This was a week of reflection on the motives and feelings of Trump supporters. Sabrina Tavernise argued in the New York Times that the mocking intolerance of the liberal resistance may not only be preventing Trump voters from getting dates (Tinder profiles that read, “Trump supporters, swipe left”), but may also be driving some otherwise moderate conservatives to support Trump even more. After enduring the months of “Trump that Bitch” misogyny, race baiting and xenophobic fear-mongering, many liberals were not amused, as typified by this response to a reference I made to the NYT piece:
I can see that, but we won’t be able to reverse the electoral losses without drawing some votes from the Trump bloc. Sad to say, but increasing margins among our urban base in already blue states just will not reverse the GOP hold on Congress, nor will it undo the GOP occupation of state legislatures and governor’s mansions.

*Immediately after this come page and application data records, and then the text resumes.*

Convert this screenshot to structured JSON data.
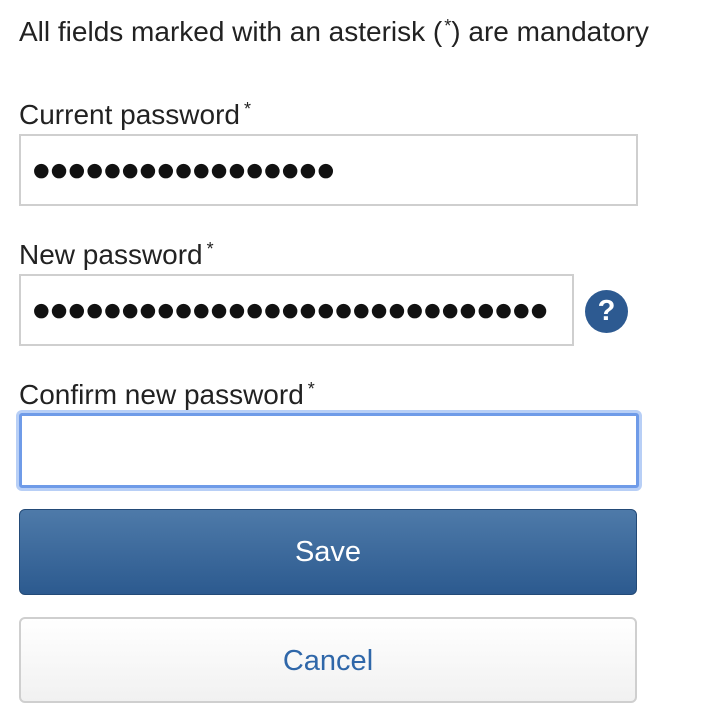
{
  "notice": {
    "text_before": "All fields marked with an asterisk (",
    "asterisk": "*",
    "text_after": ") are mandatory"
  },
  "form": {
    "current_password": {
      "label": "Current password",
      "required_mark": "*",
      "masked_value": "●●●●●●●●●●●●●●●●●"
    },
    "new_password": {
      "label": "New password",
      "required_mark": "*",
      "masked_value": "●●●●●●●●●●●●●●●●●●●●●●●●●●●●●",
      "help_icon": "?"
    },
    "confirm_password": {
      "label": "Confirm new password",
      "required_mark": "*",
      "value": ""
    }
  },
  "buttons": {
    "save_label": "Save",
    "cancel_label": "Cancel"
  },
  "colors": {
    "primary": "#2c5a8f",
    "link": "#2f67a9",
    "focus": "#6f9be8"
  }
}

The tactical question aside, liberals remain simply dumbfounded that Trump supporters cannot appreciate what is to us so completely obvious. How can they not see it? A look into those enigmatic workings of the Trumpster mind appeared in WaPo, where attendees of the Florida rally were asked about the first month of the administration. Recognizing that these were the most loyal of the loyal followers, the disconnect between their perceptions and the kind of viewpoint I’ve been sharing here is astounding. They see a successful first month of a president who promised to shake things up and piss people off. To them the dress is blue and black; to us it’s white and gold, and no amount of careful explanation or photographic color rebalancing seems to bridge the divide.

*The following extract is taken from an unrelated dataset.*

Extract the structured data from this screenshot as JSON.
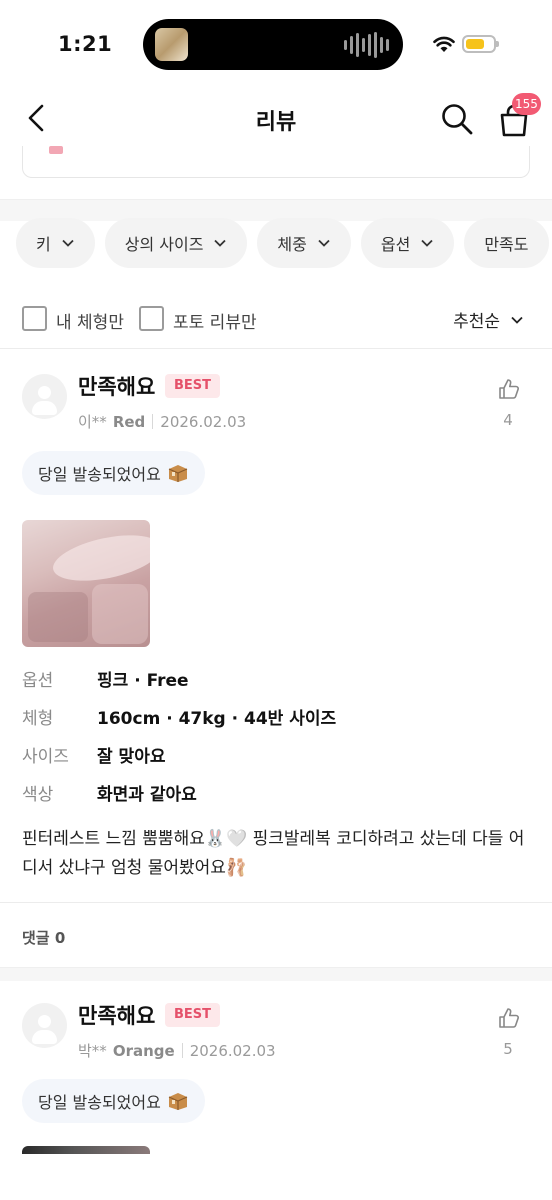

One theory is that all the gas-lighting and alternative facts from the administration and its supporters is a kind of expert misdirection that pulls our attention away from the hand in the till or the jackboot on the throat. It is true that while we’ve been laughing at Sweden memes, the house GOP leadership has been quietly advancing a deeply conservative agenda. One particularly appalling example is HR 985, which will throw a wrench into the gears of class action procedures that are the basis of many civil rights law suits. I’ll be calling my District 1 representative tomorrow.